Nicolas and Monica’s paths crossed again in university. After Bible school, the two ended up at Université de Montréal. Monica was enrolled in the social work program and Nicolas was studying civil engineering at the École Polytechnique. Shortly after arriving on campus, Monica started participating in Pouvoir de Changer’s weekly meetings. She appreciated the community aspect and the opportunity to take part in discipleship. After a while, Nicolas also started participating in the ministry after being invited by Monica. Throughout their years of involvement at Pouvoir de Changer, they both developed a greater intentionality in evangelism, especially through conducting spiritual interest surveys with students.
At first, Monica and Nicolas thought the students would be mostly closed to discussing spiritual topics. Because of individualism and the widespread abandonment of religious practice in Québec’s society, faith is often seen as a strictly private matter. They were nervous, fearing rejection, but they wanted to push themselves to go talk to people about Jesus. They were pleasantly surprised by people’s reactions. Most of them showed a sincere openness. “People are searching, they are asking themselves questions, they have ideas of what faith is,” states Monica.

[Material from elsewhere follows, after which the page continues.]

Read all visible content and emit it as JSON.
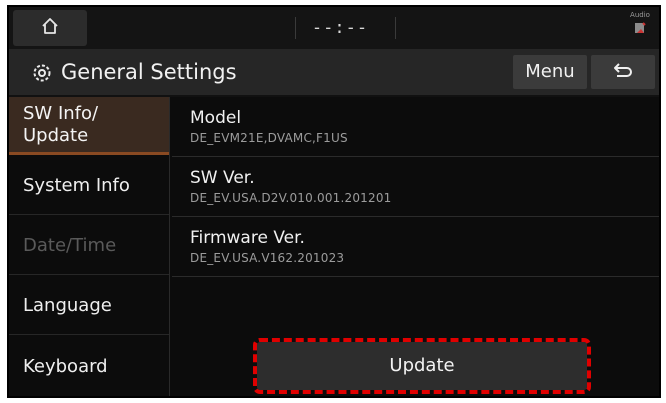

Often, at the end of the discussion, the students thanked them for having given them a rare opportunity to think about spirituality. These students realized that there are still people who believe in God. Even at the École Polytechnique, where rational thought prevails, Nicolas had many good spiritual discussions with students met through surveys. If some students wanted to continue the conversation at a later time, Nicolas would schedule a follow-up appointment with them. One of these students gave his life to Jesus at the very first follow-up meeting! Nicolas sees this former student grow in his faith since they both attend the same church in the Plateau Mont-Royal district. It is so encouraging to see a tangible fruit that resulted from a step of faith!
The intentionality and confidence that Monica and Nicolas gained through their interactions on campus encourage them to keep sharing their faith today. After university, Monica and Nicolas married and entered the workplace. Monica is a social worker in a local community service centre (known as a CLSC in Québec) working with the homeless, and Nicolas works as an engineer in a business firm. They do not have as many opportunities to share their faith openly, now, but they seize them when they present themselves. For example, they invited their work colleagues to their wedding in a church, a reflection of their faith in a province where traditional marriages are now a rare occurrence. They emphasize the importance of building authentic relationships that allow them to be attentive to the needs of others and show them Christ through their life.
Monica and Nicolas see the workplace as a mission field in itself. They do not feel the need to go overseas; they want to live out their faith with intentionality here in the city of Montréal, in their day-to-day life and in their local church. This shared vision contributed to their decision to marry.
Monica and Nicolas encourage students today to take the time to get involved in a Christian community on their campus like Pouvoir de Changer. They explain that if you do not develop the habit of devoting time to spiritual things during university, you will not do it once you are in the workplace. “Time belongs to God, not to you,” they remind students. “You will not have more time once you are done your studies. Life goes by quickly!”
Monica and Nicolas have received a rich spiritual heritage that they want to pass on. May this spiritual heritage live on from generation to generation in Québec!